At 6 a.m. at Lucibello’s Italian Pastry Shop, Peter Faggio is already working his dough. He puts it through a sheeter to thin it out before dividing it into smaller portions. Once the dough is sufficiently broken down — as determined by his expert eye — it goes into a second sheeter on the kitchen tabletop. On the floured bench, the sheet is stamped into its familiar ovals, then coaxed onto metal tubes. Faggio sinks the tubes into the deep fryer. Once they have cooled down, he fills them with the traditional ricotta mixture. By the time the bakery opens at 9, the cannolis will lie in the window display, awaiting the regulars who will claim them.
When we walked into Lucibello’s on Thursday, we were drawn to this display even before we attempted to locate the owner. In addition to the trademark cannoli, an impressive array of other pastries — pasticiotti, rum ba-bas, cream puffs, lobster tails — lined the shelves. As we argued over which ones we would pack away for our housemates, an octogenarian walked in and asked for a half-dozen sfogliatelle and a pound of anginetti (Italian lemon drop cookies) without even glancing at the shelves. Lucibello’s has generated faithful regulars in its dedication to its historical Italian recipes; the store is one of few that continue making sfogliatelle despite the intensive process that requires molding by hand. The clam-shelled, ricotta-stuffed pastry is my [Carolyn’s] favorite, too. “If you have them warm, it’s completely different,” Faggio advised Carolyn. When we finally decided on our selections, a staffer pulled down some red-and-white bakery twine from the ceiling and bound our box.
Peter Faggio, the current owner of Lucibello’s, is the second generation of Faggios to spend his mornings baking at Lucibello’s. In 1959, Peter’s father Frank purchased the shop from its original owner at Chapel Street after being employed there since he was 10 years old. As the shop grew in popularity, the Faggios were able to move to the shop’s current location on Grand Avenue, where thousands of pastries and cakes have since passed through. Despite that change in location, however, the recipes and pastry offerings have remained the same since 1929, passed down over 90 years.

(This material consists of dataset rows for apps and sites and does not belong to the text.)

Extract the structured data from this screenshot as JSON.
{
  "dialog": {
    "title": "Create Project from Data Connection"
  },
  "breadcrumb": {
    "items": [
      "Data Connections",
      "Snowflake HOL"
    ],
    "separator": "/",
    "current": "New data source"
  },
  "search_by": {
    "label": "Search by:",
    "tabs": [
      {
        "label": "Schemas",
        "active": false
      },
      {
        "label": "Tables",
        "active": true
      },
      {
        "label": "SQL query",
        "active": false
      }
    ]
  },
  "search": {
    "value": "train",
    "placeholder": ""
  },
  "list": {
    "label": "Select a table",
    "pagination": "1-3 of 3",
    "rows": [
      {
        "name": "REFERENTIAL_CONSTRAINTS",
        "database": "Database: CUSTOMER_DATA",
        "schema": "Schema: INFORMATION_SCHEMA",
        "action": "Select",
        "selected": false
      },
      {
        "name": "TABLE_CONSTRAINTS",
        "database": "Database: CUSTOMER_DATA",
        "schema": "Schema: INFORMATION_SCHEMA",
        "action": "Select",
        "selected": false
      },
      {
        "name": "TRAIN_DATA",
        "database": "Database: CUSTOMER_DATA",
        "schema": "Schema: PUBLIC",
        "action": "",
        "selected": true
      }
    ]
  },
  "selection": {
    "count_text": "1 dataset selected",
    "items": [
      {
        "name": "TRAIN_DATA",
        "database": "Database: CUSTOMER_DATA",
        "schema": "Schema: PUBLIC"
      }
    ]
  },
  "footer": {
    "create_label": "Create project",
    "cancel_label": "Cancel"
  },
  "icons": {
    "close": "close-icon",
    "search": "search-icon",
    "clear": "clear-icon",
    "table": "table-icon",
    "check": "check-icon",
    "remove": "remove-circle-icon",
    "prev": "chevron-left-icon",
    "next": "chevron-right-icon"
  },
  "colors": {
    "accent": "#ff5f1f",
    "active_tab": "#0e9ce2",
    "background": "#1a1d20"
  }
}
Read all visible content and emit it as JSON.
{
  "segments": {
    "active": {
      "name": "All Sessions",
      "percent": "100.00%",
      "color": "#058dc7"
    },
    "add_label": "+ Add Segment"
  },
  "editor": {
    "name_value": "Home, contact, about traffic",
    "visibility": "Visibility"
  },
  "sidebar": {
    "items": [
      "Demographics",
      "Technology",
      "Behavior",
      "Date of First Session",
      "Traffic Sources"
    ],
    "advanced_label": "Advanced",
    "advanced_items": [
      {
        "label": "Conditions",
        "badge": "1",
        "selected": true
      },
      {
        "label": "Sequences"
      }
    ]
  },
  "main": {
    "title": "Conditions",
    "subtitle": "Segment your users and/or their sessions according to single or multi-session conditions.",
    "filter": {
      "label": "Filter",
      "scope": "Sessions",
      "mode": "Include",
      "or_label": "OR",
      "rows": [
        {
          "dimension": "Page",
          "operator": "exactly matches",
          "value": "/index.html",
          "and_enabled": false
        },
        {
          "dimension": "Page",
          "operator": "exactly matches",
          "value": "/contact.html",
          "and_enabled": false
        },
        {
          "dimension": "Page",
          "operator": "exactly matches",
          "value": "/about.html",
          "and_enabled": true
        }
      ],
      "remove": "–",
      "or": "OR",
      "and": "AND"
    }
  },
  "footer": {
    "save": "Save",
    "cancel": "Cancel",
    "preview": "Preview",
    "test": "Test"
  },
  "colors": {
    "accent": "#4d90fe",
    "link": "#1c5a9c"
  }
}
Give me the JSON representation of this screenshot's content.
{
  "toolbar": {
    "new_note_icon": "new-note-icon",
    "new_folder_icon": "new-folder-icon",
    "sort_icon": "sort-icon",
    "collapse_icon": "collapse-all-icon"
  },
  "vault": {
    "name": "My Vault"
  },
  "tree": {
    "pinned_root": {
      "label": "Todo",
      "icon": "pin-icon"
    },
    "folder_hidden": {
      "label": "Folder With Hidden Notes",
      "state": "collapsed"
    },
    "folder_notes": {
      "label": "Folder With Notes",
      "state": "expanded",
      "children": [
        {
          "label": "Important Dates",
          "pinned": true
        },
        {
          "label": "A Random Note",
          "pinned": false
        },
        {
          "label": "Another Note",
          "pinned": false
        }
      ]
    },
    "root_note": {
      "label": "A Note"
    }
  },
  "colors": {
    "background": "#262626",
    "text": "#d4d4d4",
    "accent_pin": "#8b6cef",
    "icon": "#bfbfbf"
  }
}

“People get their wedding cakes from here, and then they come back for the same cakes for their 50th anniversary,” Faggio tells us of the massive, porcelain cakes that line the walls of the shop, waiting to be marked with a congratulatory message. “Sometimes, a couple gets married with our cake, and their children come back to get their wedding cake here.”
During my own first year at Yale in 2017, I [Carolyn] accidentally found myself becoming part of the multigenerational lineages that patronize Lucibello’s. On a walk back to Old Campus from a weekly volunteering job, I passed by the bright red storefront and made a spontaneous purchase of several cannolis and cookies to endear myself to new roommates. Later, on a visit to my grandparent’s home, I described my adventure to my Nonni as if I had discovered some new trendy spot, only for her to reply, “Of course I know Lucibello’s!” My grandparents frequented Lucibello’s during their early years in New Haven before moving out to the suburbs to start their family. My father knew of Lucibello’s too, and now my aunt often picks up miniature cannolis to share when she drives into New Haven for dinners together. This little storefront on Olive and Grand truly lives up to its family-oriented atmosphere.
Like many other businesses across the country, the constant stream of pastries produced daily at Lucibello’s was brought to a halt by the COVID-19 pandemic in March. They had to close down for several weeks, and many of their usual catering orders were canceled as weddings and anniversary parties were indefinitely rescheduled. Still, since they reopened, business has been steady. Customers have been downsizing their cakes, Faggio notes. But these customers always return to Lucibello’s, a comforting source of stability and fixity in continually changing times.
Jever Mariwala | email@example.com
Carolyn Sacco | firstname.lastname@example.org